More locally, San Lorenzo had a lot to offer as well – we went trekking on up the Quebrada (5 minutes from El Castillo) following the little gorge up into the trees for views back over San Lorenzo. We also spent an afternoon horse riding out on the ‘Lomo Balcon’, a vast grassland just outside town with stunning views of the mountains and over the city of Salta. It was famous as the location for a Yul Brynner movie called ‘Taras Bulba’, in which thousands of locals appeared as extras on their horses dressed as Cossacks.
Sadly it all had to end as the road once again beckoned. The tyres arrived and were fitted, the bikes had an oil change and we needed to move on, to leave Argentina and head on, on our way north. Still time for one more treat! On our last Saturday night, John & Maria took us to a music bar called ‘La Caserna’ down in Salta. It was a big old single story house, with spacious rooms set around a tree-shaded courtyard and local artists simply turned up to play in each room with beer, wine & simple food on offer. Music ranged from typical Andean fare to simple but haunting folk melodies. We were invited to hear a young lad with his guitar and you could have heard a pin drop in the room such was the magic of his music, totally captivating every one of us. He sang some folk songs, and then an Andrea Boccelli operatic but our favourite was a tragic song about a beautiful old tree that was cut down to make firewood for a rich landowner.

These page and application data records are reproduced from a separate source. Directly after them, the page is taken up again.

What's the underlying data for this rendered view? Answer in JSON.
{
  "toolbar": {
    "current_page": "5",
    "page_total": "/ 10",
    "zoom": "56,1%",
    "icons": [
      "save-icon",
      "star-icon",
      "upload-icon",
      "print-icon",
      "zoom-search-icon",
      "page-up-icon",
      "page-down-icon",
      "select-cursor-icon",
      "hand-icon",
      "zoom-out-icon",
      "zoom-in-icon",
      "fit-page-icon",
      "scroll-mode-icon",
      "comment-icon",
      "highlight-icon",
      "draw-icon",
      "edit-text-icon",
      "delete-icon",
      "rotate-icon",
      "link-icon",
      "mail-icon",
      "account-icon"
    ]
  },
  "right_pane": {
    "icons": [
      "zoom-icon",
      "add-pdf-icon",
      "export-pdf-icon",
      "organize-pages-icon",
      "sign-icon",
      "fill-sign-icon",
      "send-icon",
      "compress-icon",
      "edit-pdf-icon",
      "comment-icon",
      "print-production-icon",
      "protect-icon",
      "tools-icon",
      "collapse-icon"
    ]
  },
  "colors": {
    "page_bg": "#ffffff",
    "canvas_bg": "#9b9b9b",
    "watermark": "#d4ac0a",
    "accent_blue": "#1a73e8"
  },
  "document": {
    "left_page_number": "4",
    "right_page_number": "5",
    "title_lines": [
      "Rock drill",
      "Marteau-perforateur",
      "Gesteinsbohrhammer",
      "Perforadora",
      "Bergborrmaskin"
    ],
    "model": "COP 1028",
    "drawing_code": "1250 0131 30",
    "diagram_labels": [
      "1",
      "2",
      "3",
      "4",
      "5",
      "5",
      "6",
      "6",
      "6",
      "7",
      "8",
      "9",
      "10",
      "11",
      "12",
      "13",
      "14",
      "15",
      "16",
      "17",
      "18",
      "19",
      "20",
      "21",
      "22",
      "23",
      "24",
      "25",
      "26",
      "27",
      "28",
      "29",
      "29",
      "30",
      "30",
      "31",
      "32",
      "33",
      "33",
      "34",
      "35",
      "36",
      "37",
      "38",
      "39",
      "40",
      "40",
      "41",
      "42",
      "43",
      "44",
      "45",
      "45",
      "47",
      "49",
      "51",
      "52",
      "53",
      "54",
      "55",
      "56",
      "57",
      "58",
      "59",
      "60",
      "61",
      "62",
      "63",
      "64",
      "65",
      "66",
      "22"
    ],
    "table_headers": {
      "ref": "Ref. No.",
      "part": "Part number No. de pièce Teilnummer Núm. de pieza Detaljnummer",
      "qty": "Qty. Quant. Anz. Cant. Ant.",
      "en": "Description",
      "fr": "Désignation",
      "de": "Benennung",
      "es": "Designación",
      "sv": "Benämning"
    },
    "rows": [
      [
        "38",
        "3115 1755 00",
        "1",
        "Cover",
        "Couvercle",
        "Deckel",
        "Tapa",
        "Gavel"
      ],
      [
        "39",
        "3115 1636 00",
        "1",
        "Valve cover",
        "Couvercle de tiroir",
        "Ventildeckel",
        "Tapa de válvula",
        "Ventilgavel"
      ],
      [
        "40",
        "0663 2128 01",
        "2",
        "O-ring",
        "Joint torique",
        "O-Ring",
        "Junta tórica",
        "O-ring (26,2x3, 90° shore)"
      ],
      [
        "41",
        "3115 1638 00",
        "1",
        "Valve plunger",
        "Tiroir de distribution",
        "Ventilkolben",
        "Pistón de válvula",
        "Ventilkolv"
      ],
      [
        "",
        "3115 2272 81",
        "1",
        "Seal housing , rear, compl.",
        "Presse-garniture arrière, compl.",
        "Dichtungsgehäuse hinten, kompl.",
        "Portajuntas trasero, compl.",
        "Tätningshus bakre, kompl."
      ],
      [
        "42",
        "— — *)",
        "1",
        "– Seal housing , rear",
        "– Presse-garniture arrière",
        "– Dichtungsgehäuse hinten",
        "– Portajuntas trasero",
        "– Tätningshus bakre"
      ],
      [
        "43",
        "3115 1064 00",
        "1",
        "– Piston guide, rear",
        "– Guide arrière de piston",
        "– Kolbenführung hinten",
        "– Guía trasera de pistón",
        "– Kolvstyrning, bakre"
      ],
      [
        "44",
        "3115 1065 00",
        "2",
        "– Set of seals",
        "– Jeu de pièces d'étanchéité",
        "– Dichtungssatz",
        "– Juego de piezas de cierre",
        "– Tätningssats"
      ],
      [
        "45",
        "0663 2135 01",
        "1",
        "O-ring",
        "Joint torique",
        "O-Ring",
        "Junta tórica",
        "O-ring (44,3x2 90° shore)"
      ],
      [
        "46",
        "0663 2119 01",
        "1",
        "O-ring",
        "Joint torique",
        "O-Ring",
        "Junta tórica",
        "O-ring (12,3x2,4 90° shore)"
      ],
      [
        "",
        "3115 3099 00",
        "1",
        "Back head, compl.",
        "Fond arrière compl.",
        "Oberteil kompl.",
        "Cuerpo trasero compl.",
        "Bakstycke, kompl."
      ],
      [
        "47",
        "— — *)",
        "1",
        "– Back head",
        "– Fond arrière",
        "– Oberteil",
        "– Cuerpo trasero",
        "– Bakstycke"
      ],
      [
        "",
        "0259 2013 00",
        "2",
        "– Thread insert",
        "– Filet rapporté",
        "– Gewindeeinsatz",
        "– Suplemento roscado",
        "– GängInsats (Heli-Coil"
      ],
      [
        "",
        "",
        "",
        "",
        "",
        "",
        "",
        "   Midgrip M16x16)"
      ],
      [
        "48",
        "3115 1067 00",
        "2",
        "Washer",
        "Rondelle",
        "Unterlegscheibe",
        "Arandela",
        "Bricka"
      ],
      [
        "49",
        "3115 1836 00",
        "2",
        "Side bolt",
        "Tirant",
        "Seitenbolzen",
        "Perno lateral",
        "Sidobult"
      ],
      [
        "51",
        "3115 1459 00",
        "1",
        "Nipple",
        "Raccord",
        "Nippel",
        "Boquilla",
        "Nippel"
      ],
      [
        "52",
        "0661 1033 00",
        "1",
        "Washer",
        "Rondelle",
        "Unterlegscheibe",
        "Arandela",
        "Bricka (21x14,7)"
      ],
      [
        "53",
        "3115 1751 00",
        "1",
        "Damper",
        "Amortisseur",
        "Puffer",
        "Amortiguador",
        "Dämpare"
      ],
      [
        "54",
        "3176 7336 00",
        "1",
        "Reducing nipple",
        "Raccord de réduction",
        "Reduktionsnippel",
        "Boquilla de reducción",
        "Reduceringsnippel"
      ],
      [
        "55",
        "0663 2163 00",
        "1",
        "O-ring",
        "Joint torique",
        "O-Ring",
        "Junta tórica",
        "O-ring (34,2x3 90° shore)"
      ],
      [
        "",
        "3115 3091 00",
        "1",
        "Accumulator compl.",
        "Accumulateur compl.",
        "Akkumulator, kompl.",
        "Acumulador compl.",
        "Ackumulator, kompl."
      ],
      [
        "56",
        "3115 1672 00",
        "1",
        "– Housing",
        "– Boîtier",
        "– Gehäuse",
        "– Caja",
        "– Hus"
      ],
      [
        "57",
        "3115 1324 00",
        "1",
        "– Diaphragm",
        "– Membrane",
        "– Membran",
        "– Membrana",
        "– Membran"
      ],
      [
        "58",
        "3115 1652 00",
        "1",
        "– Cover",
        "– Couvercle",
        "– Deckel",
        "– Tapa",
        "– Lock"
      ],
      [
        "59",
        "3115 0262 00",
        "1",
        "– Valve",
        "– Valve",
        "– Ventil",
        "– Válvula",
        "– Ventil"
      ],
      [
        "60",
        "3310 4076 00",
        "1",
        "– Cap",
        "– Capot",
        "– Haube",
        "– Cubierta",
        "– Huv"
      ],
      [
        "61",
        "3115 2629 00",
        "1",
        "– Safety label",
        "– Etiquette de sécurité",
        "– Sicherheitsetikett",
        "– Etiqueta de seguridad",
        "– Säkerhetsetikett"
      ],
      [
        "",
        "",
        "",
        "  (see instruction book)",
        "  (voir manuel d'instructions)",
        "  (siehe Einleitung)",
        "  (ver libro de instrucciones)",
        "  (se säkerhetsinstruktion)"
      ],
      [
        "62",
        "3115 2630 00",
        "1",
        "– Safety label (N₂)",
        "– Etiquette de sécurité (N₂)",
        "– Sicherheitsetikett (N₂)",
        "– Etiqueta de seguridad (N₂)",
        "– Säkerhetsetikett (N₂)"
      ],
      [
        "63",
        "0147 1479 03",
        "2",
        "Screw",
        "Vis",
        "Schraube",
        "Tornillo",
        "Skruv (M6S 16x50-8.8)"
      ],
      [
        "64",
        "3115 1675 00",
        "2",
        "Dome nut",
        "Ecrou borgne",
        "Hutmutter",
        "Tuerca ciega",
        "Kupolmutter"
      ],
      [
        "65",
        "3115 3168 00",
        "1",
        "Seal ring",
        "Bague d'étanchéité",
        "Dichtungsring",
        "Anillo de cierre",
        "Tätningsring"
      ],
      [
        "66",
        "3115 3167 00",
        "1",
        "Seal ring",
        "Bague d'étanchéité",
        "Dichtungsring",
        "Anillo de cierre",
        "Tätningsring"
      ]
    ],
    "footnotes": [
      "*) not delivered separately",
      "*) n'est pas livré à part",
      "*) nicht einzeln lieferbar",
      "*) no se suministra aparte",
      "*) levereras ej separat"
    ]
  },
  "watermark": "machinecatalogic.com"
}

At La Caserna, we also met an Englishman who has become a bit of a local legend. Sammy is a straight talking Yorkshireman, who arrived a few years ago, took a room and never left as he had been totally captivated by the wonderful atmosphere in this place. Legend has it that he also ran up a huge beer tab that he was never asked to pay! He sported a slouch hat from which two lively piercing eyes illuminated a slightly hooked nose. The rest of his form was indeterminate as he was draped in an old grey blanket poncho to keep out the chill of the night. Sammy sang a local folk song for us with the young lad on the guitar – he was a very passable vocalist – and later on I asked him if he had ever written any music. His one song was about La Caserna when it was closed down for a while a few years ago by a temporary owner who had no interest in the music. Sammy wrote about the bronze bust in the courtyard of the club’s founder and how it stood guardian over the vacant club, which now served only as the playground of the ‘Duende’ – the local ‘little people’ (pixies, fairies, leprechauns as they are known in other parts of the world), tending it carefully until one day it’s doors would re-open to the musicians of Salta. We left the club at 5:30am; the worse for wear with drink and lack of sleep but totally sated first from a week in El Castillo and then this wonderful music to send us on our way. Waking on the Sunday afternoon, I lay in bed trying to recollect the past evening and in particular this character Sammy. What a wonderful life – bed, beer and beautiful music, but it was strange, as I cannot swear that I actually met the man – was he a real person or was he really the Duende of La Caserna?